### PROBLEM REQUIREMENTS
Exclude the pictures and reproduce the remaining data exactly as written.

EXTRACTED ENTRIES START

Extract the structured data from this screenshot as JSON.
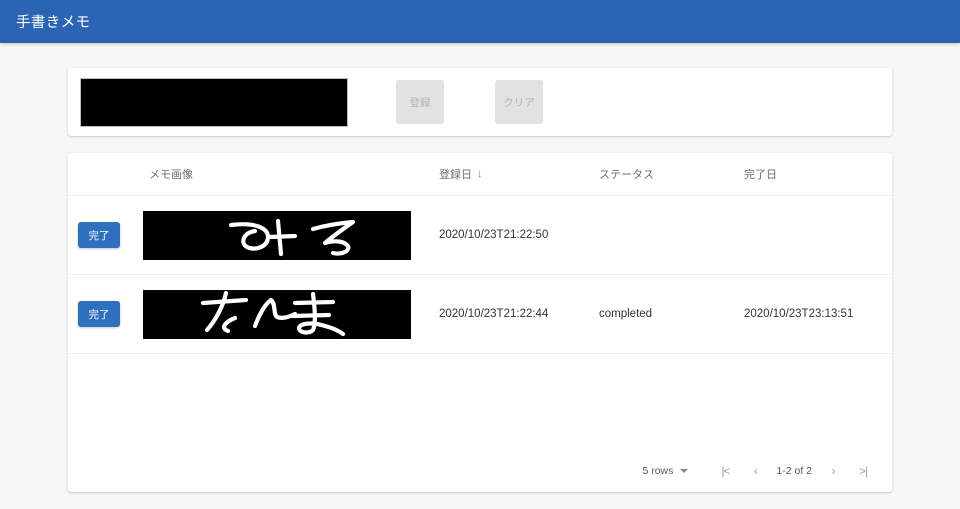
{
  "app": {
    "title": "手書きメモ",
    "header_bg": "#2c64b4"
  },
  "editor": {
    "canvas_label": "handwriting-canvas",
    "register_button": "登録",
    "clear_button": "クリア",
    "buttons_disabled": true
  },
  "table": {
    "columns": [
      {
        "key": "action",
        "label": ""
      },
      {
        "key": "image",
        "label": "メモ画像"
      },
      {
        "key": "regdate",
        "label": "登録日",
        "sort": "↓"
      },
      {
        "key": "status",
        "label": "ステータス"
      },
      {
        "key": "donedate",
        "label": "完了日"
      }
    ],
    "rows": [
      {
        "action_label": "完了",
        "image_alt": "みそ",
        "regdate": "2020/10/23T21:22:50",
        "status": "",
        "donedate": ""
      },
      {
        "action_label": "完了",
        "image_alt": "さんま",
        "regdate": "2020/10/23T21:22:44",
        "status": "completed",
        "donedate": "2020/10/23T23:13:51"
      }
    ]
  },
  "pagination": {
    "rows_per_page": "5 rows",
    "range_label": "1-2 of 2",
    "first_icon": "|<",
    "prev_icon": "‹",
    "next_icon": "›",
    "last_icon": ">|"
  },
  "colors": {
    "accent": "#2f6fc0",
    "page_bg": "#f7f7f7",
    "disabled_bg": "#e2e2e2"
  }
}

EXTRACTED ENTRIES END

### RESPONSE TO THIS TASK
Extract the structured data from this screenshot as JSON.
{
  "app": {
    "title": "手書きメモ",
    "header_bg": "#2c64b4"
  },
  "editor": {
    "canvas_label": "handwriting-canvas",
    "register_button": "登録",
    "clear_button": "クリア",
    "buttons_disabled": true
  },
  "table": {
    "columns": [
      {
        "key": "action",
        "label": ""
      },
      {
        "key": "image",
        "label": "メモ画像"
      },
      {
        "key": "regdate",
        "label": "登録日",
        "sort": "↓"
      },
      {
        "key": "status",
        "label": "ステータス"
      },
      {
        "key": "donedate",
        "label": "完了日"
      }
    ],
    "rows": [
      {
        "action_label": "完了",
        "image_alt": "みそ",
        "regdate": "2020/10/23T21:22:50",
        "status": "",
        "donedate": ""
      },
      {
        "action_label": "完了",
        "image_alt": "さんま",
        "regdate": "2020/10/23T21:22:44",
        "status": "completed",
        "donedate": "2020/10/23T23:13:51"
      }
    ]
  },
  "pagination": {
    "rows_per_page": "5 rows",
    "range_label": "1-2 of 2",
    "first_icon": "|<",
    "prev_icon": "‹",
    "next_icon": "›",
    "last_icon": ">|"
  },
  "colors": {
    "accent": "#2f6fc0",
    "page_bg": "#f7f7f7",
    "disabled_bg": "#e2e2e2"
  }
}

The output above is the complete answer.